Quantcast

Jewish Journal

Kids Page

by Abby Gilad

January 10, 2002 | 7:00 pm

A Portion of Parshat Va'yera

This week, Moses begins the job of freeing the Israelites in earnest. He has already approached Pharoah and asked for the release of his people, but Pharaoh does not listen. He approaches Pharaoh again and warns him about the plagues, but Pharaoh does not listen. Even after he turns water to blood and covers the land with frogs, Pharaoh does not listen. It is then that Moses and God must resort to more and more harmful plagues.

Does it ever happen to you that someone, like a brother or sister, tries to tell you something, and you don't listen? You still ride their skateboard without permission, or you just won't change the channel. Do you find that they have to resort to more hurtful measures? Pharaoh could have avoided a lot of pain for himself and his people if he had just listened. But his heart was hard. And when God hardened his heart, it was just an extension of Pharaoh's own hardness. So, soften your heart, put yourself in the shoes of the person who is trying to be heard. One day you will want to be heard too.

The Book Corner

Here is a book about a girl who, like the Israelites, feels trapped, and must find a way to free herself from the confines of the walls that surround her.
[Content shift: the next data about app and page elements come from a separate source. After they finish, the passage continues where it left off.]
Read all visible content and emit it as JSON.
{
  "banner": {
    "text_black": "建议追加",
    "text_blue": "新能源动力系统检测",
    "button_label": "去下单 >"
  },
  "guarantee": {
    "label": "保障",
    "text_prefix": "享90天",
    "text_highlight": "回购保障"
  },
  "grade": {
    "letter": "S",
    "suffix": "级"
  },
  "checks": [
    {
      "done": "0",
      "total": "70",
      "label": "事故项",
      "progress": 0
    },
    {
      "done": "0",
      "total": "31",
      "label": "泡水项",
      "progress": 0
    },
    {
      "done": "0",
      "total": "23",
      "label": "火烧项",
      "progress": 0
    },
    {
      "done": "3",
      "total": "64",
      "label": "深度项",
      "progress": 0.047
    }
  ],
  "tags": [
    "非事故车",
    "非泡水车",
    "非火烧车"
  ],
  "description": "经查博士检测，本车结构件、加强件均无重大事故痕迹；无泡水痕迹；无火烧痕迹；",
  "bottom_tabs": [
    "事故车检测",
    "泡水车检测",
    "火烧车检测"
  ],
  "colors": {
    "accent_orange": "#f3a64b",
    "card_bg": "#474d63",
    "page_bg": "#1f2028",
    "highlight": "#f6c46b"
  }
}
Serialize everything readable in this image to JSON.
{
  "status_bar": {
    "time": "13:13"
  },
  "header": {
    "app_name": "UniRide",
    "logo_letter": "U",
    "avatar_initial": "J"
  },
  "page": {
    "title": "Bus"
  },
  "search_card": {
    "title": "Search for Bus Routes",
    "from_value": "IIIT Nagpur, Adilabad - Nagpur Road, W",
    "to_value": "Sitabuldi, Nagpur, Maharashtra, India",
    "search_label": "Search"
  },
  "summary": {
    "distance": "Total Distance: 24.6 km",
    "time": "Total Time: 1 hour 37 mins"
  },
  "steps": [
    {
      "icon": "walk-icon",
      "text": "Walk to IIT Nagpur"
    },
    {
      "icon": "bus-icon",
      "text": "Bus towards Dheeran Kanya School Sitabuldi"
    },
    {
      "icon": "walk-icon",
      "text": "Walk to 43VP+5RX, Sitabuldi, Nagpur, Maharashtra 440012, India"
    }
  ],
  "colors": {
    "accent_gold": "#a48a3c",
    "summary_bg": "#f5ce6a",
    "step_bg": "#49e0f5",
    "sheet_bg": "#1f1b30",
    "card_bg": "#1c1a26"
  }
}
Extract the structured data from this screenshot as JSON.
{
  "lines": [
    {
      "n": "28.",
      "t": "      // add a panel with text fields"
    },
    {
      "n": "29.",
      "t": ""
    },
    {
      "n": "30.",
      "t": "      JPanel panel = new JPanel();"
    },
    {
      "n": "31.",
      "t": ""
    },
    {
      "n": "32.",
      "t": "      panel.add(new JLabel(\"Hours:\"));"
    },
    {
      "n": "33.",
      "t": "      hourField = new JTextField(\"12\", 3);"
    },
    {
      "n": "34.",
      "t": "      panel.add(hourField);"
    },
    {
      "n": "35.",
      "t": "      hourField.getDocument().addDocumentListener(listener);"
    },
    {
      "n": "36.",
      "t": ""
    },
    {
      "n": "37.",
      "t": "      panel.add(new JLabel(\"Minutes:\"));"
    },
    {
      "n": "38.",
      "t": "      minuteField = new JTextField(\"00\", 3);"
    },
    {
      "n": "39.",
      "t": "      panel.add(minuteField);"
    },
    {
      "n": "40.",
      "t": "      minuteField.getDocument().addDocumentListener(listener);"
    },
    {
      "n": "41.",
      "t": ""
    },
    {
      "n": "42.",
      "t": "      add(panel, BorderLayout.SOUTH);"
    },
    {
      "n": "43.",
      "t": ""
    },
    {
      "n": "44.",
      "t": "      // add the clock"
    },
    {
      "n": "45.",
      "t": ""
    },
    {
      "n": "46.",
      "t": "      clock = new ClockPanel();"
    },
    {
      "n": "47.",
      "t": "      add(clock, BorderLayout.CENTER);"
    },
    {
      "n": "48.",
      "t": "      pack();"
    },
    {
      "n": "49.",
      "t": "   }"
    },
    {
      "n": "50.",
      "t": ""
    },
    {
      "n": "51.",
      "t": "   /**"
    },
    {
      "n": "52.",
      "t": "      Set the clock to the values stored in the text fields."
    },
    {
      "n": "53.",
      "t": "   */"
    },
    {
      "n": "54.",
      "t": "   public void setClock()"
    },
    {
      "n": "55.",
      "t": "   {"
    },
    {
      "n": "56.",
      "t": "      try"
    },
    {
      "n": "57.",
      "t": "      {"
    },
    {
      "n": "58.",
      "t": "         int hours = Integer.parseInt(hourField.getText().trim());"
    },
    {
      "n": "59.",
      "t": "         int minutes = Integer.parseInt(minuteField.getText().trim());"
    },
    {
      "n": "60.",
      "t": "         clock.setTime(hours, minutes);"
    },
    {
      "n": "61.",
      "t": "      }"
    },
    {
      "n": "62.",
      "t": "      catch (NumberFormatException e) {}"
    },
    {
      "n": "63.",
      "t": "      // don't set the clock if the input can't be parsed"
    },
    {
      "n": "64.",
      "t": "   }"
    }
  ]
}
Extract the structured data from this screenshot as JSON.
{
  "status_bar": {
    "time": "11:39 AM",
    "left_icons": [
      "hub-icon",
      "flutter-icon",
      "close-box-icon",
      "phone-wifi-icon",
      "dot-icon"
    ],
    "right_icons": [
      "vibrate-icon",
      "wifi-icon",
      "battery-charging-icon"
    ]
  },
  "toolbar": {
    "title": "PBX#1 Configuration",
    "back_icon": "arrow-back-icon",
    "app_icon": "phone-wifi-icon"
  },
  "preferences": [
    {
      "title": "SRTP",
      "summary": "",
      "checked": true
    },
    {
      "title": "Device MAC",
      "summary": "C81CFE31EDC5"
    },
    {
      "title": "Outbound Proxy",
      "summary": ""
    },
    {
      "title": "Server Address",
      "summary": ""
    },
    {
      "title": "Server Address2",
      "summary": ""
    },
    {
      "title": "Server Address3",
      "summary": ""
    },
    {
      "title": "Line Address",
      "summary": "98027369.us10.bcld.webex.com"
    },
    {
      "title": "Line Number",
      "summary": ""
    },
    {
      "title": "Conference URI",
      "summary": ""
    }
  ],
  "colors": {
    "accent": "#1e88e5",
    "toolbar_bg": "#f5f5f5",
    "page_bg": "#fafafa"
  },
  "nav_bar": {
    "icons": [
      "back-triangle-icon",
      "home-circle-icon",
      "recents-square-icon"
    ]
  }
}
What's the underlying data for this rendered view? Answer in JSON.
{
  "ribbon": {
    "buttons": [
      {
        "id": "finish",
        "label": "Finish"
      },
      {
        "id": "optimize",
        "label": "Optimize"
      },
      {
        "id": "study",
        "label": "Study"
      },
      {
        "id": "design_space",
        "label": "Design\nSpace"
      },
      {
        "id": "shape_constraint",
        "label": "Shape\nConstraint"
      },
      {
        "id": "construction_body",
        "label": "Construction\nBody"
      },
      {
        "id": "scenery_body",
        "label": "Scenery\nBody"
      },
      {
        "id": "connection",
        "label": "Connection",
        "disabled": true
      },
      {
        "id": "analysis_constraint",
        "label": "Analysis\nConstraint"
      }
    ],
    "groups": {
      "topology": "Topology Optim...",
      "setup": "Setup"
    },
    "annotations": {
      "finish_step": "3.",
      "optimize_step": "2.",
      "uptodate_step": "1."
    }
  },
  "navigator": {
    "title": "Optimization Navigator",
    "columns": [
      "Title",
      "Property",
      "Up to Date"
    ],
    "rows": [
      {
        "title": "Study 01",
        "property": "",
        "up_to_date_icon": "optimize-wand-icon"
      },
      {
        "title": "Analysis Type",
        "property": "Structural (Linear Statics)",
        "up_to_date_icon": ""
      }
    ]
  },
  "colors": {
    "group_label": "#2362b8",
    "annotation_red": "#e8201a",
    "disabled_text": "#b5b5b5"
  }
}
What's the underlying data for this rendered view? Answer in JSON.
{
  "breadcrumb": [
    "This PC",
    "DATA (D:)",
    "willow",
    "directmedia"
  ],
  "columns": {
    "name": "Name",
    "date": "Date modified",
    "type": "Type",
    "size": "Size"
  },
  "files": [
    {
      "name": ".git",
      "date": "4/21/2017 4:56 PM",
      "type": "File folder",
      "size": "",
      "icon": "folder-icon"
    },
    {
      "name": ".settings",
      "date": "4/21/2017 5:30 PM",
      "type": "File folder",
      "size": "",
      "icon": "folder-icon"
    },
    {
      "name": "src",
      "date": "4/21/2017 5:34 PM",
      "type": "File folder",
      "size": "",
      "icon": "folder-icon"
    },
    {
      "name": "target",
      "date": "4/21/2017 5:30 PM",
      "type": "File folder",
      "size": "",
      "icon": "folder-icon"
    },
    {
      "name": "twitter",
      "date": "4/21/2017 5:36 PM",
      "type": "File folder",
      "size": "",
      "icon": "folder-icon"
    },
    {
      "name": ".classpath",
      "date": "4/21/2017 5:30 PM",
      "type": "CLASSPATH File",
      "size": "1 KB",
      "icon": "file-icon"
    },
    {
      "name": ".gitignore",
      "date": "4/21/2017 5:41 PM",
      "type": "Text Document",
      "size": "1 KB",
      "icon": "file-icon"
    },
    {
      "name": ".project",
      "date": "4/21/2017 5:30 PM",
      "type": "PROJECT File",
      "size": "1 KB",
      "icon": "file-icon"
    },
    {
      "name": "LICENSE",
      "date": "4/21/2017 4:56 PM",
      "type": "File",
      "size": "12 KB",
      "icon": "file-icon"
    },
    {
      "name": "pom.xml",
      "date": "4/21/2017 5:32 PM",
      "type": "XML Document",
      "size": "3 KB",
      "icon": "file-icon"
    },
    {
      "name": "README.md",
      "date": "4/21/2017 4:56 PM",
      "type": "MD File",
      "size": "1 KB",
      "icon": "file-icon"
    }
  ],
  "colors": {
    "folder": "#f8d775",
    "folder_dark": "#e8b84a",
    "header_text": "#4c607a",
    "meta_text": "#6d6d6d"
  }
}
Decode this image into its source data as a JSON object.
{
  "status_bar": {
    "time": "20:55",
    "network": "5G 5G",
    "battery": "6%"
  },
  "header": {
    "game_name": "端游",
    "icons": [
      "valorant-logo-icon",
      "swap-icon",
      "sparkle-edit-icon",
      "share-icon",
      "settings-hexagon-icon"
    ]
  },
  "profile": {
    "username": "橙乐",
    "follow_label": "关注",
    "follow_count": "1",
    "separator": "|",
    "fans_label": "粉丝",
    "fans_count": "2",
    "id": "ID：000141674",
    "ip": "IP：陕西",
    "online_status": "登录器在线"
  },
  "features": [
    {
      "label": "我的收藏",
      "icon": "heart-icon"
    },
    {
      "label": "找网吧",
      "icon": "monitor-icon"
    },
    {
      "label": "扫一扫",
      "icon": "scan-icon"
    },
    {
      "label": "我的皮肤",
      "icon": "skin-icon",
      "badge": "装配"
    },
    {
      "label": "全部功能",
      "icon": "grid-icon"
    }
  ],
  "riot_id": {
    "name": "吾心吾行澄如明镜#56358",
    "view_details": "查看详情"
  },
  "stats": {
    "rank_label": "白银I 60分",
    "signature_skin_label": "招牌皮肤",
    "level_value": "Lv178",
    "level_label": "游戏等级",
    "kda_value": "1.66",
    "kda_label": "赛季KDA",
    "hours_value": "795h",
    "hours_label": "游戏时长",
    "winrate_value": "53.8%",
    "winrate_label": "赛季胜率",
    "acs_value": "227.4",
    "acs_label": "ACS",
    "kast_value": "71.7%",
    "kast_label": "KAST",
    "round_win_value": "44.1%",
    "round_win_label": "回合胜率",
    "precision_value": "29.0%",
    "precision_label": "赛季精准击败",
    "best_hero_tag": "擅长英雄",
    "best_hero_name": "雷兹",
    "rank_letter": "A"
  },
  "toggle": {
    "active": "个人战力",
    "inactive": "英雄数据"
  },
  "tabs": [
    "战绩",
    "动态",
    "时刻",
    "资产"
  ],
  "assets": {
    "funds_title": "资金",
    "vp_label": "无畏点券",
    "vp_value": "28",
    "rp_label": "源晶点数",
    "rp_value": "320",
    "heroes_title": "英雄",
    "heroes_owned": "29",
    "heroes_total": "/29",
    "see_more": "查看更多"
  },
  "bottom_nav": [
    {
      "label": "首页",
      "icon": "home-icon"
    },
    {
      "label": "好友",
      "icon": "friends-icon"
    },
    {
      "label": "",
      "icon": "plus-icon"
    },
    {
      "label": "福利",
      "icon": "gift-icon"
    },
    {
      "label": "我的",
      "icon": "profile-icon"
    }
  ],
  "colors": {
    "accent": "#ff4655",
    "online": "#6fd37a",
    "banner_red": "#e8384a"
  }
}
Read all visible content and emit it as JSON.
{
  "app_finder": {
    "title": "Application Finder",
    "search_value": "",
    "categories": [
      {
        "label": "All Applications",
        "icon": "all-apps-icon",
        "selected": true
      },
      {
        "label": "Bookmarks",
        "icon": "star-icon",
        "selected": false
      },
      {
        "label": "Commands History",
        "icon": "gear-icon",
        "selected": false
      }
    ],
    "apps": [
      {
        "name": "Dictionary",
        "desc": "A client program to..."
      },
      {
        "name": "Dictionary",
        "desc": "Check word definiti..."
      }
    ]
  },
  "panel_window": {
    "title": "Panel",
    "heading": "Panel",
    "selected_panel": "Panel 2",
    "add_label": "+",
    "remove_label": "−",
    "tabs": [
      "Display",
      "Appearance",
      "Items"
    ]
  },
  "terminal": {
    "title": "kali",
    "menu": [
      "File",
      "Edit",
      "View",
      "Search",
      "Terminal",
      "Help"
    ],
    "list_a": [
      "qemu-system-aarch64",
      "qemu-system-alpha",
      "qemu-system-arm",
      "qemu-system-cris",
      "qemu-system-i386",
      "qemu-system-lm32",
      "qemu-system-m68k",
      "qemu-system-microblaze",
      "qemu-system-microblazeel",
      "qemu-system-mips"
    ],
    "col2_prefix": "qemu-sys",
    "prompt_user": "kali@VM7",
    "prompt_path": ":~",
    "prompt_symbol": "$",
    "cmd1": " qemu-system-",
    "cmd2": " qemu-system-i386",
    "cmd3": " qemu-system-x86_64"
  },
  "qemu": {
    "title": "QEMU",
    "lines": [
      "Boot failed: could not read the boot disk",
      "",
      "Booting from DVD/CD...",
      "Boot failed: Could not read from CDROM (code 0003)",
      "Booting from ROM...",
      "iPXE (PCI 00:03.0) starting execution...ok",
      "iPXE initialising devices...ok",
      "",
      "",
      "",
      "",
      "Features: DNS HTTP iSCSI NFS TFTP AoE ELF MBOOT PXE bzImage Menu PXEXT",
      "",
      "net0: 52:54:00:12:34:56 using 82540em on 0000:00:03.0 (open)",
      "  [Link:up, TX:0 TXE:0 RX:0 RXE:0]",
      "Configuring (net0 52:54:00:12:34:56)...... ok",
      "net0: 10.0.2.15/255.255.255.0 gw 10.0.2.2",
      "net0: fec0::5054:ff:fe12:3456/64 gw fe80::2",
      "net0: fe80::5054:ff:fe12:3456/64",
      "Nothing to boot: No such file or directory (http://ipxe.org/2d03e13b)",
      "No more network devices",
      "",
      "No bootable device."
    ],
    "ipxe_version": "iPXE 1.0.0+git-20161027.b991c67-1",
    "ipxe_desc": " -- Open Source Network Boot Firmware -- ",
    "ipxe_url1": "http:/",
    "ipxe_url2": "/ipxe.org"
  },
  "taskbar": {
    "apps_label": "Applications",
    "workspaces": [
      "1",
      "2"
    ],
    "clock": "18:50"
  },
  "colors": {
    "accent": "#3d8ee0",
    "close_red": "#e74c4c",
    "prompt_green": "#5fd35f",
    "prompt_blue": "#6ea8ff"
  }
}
"Rivka's Way"by Teri Kanefield. (Front Street/Cricket Books, 2001). Ages: 9-13. This historical fiction takes place in a Jewish ghetto in Prague in the late 1700s. Curious, rebellious 15-year-old Rivka, daughter of an affluent doctor, longs to explore beyond the ghetto walls. The story tells what happens when she finds a way to do so. It's refreshing to read Jewish historical fiction that focuses on life and living conditions during relatively normal times.

{--Tracker Pixel for Entry--}

COMMENTS

We welcome your feedback.

Privacy Policy
Your information will not be shared or sold without your consent. Get all the details.

Terms of Service
JewishJournal.com has rules for its commenting community.Get all the details.

Publication
JewishJournal.com reserves the right to use your comment in our weekly print publication.

ADVERTISEMENT
PUT YOUR AD HERE